Rehearing Ordered En Banc in Therasense, Inc. v. Becton, Dickinson and Company on Six Issues Including the Proper Standard for Materiality in Cases of Inequitable Conduct

April 27th, 2010

The Federal Circuit on April 26, 2010, ordered a rehearing en banc in Therasense, Inc. v. Becton, Dickinson and Company,  Docket Nos. 2008-1511, 1512, 1513, 1514, 1595 (Fed. Cir. April 26, 2010), involving the law of inequitable conduct. The Court requested that six issues be addressed in the rehearing. Of particular interest to reexamination practice is the proper standard for materiality, to which the Court posed the following questions: 

What is the proper standard for materiality? 

What role should the United States Patent and Trademark Office’s rules play in defining materiality?

Should a finding of materiality require that but for the alleged misconduct, one or more of the claims would not have issued?
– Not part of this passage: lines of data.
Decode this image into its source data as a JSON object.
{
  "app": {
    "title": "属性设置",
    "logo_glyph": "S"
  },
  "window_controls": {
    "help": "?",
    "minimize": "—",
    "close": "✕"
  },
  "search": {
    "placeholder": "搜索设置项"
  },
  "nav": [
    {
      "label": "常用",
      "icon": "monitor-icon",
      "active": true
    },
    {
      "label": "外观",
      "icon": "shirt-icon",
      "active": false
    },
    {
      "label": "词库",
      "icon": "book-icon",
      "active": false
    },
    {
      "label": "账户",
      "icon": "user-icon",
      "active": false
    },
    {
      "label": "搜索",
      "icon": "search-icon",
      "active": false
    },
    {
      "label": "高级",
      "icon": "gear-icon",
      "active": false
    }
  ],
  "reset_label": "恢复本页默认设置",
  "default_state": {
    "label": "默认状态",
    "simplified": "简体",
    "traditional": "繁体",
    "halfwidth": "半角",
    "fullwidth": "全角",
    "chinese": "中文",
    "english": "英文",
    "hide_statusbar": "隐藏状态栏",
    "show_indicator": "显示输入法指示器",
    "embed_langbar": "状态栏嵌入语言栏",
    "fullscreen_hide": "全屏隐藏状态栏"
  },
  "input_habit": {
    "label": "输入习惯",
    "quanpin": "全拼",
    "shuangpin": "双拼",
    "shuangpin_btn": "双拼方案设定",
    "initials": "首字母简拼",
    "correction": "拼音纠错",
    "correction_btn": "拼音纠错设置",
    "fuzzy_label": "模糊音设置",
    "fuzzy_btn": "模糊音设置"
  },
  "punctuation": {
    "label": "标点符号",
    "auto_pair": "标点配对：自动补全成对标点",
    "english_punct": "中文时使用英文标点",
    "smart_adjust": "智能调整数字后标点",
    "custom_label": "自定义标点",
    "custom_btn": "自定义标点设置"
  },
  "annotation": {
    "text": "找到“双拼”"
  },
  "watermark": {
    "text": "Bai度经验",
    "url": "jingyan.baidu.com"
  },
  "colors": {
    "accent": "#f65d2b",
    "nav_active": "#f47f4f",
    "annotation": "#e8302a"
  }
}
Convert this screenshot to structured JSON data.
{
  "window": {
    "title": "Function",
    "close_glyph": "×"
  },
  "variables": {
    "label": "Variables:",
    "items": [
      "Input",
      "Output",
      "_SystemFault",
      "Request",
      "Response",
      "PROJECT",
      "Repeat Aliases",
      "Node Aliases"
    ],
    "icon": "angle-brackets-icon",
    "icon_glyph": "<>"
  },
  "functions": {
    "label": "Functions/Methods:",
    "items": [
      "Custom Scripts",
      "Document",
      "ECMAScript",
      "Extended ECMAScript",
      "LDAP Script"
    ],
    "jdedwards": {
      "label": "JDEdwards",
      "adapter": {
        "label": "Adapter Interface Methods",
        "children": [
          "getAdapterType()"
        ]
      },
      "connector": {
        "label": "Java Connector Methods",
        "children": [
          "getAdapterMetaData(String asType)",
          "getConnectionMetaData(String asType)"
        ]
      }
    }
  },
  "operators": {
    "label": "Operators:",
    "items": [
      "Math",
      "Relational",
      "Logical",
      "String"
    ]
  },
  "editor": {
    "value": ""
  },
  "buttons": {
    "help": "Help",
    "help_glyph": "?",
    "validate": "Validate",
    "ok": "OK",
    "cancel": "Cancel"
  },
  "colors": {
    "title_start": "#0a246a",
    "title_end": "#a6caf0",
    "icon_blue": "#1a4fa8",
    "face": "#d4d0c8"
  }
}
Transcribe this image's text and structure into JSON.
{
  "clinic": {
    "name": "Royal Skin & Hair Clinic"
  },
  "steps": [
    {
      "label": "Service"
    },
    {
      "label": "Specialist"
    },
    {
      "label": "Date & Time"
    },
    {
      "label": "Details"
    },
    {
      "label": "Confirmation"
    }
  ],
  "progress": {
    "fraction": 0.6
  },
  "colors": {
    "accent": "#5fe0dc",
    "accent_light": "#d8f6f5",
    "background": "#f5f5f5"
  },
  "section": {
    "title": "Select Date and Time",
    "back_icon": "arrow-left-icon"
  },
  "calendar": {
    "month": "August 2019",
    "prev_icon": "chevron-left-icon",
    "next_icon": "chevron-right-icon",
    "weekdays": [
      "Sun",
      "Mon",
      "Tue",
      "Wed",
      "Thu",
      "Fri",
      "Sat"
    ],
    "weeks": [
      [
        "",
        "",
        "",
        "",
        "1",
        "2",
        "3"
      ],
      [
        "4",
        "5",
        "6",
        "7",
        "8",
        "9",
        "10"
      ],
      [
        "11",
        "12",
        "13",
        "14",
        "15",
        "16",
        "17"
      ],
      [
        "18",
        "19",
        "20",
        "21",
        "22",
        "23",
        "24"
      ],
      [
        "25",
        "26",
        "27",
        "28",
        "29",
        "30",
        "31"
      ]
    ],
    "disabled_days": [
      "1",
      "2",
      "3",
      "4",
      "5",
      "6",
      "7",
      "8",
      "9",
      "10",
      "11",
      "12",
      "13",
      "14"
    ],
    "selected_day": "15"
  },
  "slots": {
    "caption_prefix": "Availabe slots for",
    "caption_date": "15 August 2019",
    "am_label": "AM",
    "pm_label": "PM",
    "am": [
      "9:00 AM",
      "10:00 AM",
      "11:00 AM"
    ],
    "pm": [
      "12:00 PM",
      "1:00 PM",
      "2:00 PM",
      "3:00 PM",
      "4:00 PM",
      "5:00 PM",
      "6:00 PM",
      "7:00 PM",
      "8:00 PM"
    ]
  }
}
Inequitable conduct is intertwined with reexamination practice in many ways. Third-party requesters may file a reexamination request for the purpose of having the PTO find that a particular document raises a valid SNQ, which finding may be cited at trial for the materiality element in an inequitable conduct defense. The duty of disclosure attaches to the patent owner in reexamination (but not the third-party requester).

Complying with that duty can be problematic for even the most diligent and forthright patent owner, especially after the Notice of Intent to Issue a Reexamination Certificate (NIRC) has issued and before the Reexamination Certificate has published. A patent owner with a large portfolio of pending patent applications that are related to the patent under reexamination has to be especially careful and diligent.

Reexamination counsel is a prime target for a charge of violating of the duty of disclosure in a parallel patent litigation.  A violation can create subsequent issues for reexamination counsel before the Office of Enrollment and Discipline.  These and other concerns make this en banc rehearing relevant to reexamination practice.

The Federal Circuit stated that briefs of amicus curiae will be entertained in the en banc rehearing. Four amicus briefs, including one from the PTO, were filed with the petition for rehearing en banc.  It is expected that there will be many additional amicus filings in this case.

Under the current briefing schedule, it is expected that the Federal Circuit will hear arguments in the case next October or November.

Download the Order

Therasense Inc v Becton Dickinson and Company (Fed Cir April 26 2010)(en banc)